Task details ▸
Please find every line in the entries below that contains the string "Product", and copy it.

Extracted information ▸
* * * *

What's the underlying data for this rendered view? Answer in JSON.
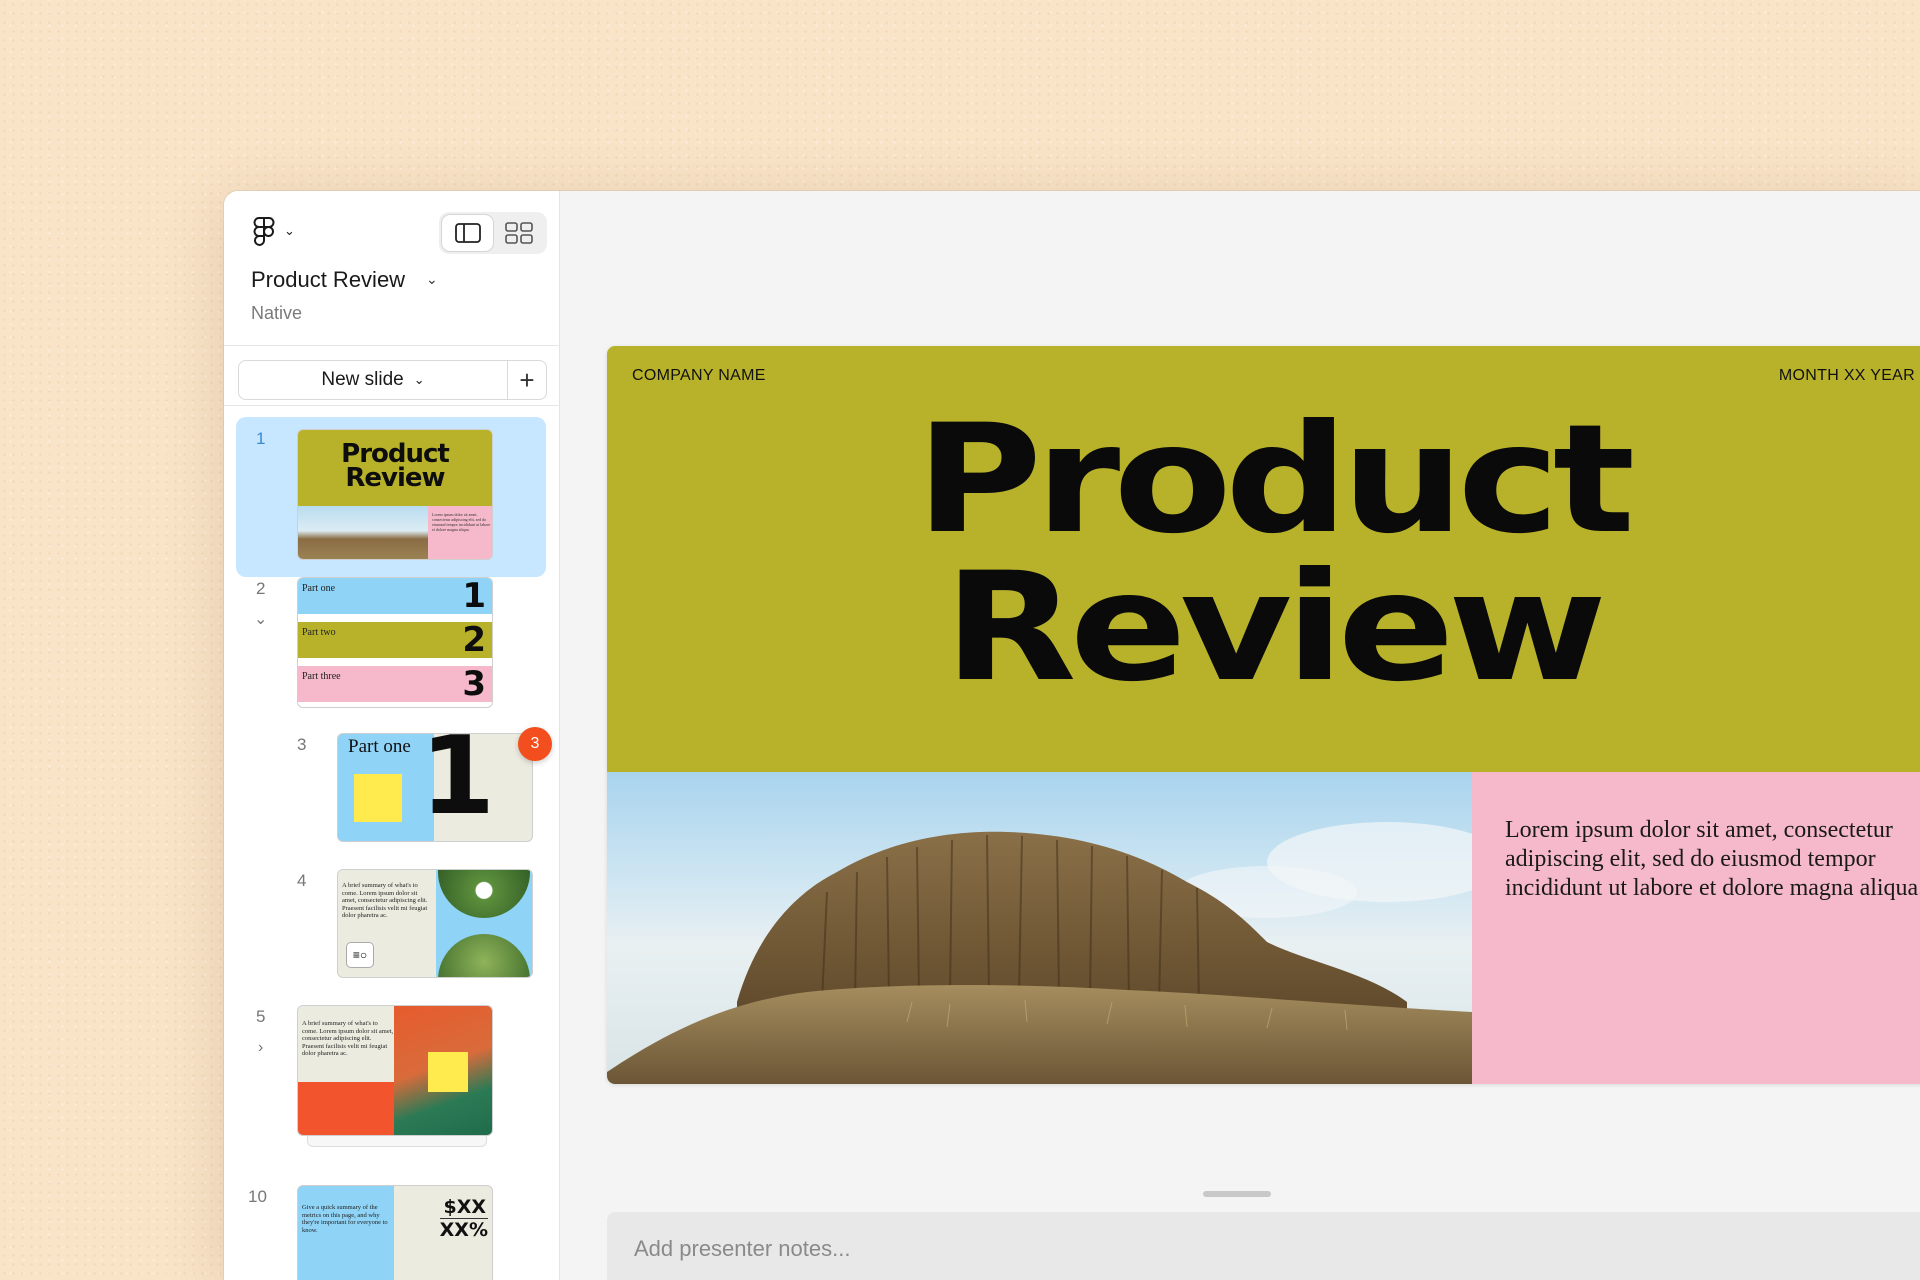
{
  "document": {
    "title": "Product Review",
    "subtitle": "Native"
  },
  "toolbar": {
    "new_slide_label": "New slide",
    "add_label": "+",
    "view_modes": [
      "single-view-icon",
      "grid-view-icon"
    ]
  },
  "slides": [
    {
      "number": "1",
      "title": "Product Review",
      "lorem": "Lorem ipsum dolor sit amet, consectetur adipiscing elit, sed do eiusmod tempor incididunt ut labore et dolore magna aliqua."
    },
    {
      "number": "2",
      "parts": [
        {
          "label": "Part one",
          "num": "1"
        },
        {
          "label": "Part two",
          "num": "2"
        },
        {
          "label": "Part three",
          "num": "3"
        }
      ]
    },
    {
      "number": "3",
      "label": "Part one",
      "big_num": "1",
      "comment_count": "3"
    },
    {
      "number": "4",
      "text": "A brief summary of what's to come. Lorem ipsum dolor sit amet, consectetur adipiscing elit. Praesent facilisis velit mi feugiat dolor pharetra ac."
    },
    {
      "number": "5",
      "text": "A brief summary of what's to come. Lorem ipsum dolor sit amet, consectetur adipiscing elit. Praesent facilisis velit mi feugiat dolor pharetra ac."
    },
    {
      "number": "10",
      "text": "Give a quick summary of the metrics on this page, and why they're important for everyone to know.",
      "metric_1": "$XX",
      "metric_2": "XX%"
    }
  ],
  "main_slide": {
    "company": "COMPANY NAME",
    "date": "MONTH XX YEAR",
    "title_line1": "Product",
    "title_line2": "Review",
    "body": "Lorem ipsum dolor sit amet, consectetur adipiscing elit, sed do eiusmod tempor incididunt ut labore et dolore magna aliqua."
  },
  "notes": {
    "placeholder": "Add presenter notes..."
  },
  "colors": {
    "olive": "#b8b22b",
    "pink": "#f6b8cb",
    "sky": "#8fd3f7",
    "badge": "#f24e1e",
    "selection": "#c7e6ff"
  }
}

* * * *

Answer to the problem ▸
    "title": "Product Review",
      "title": "Product Review",
    "title_line1": "Product",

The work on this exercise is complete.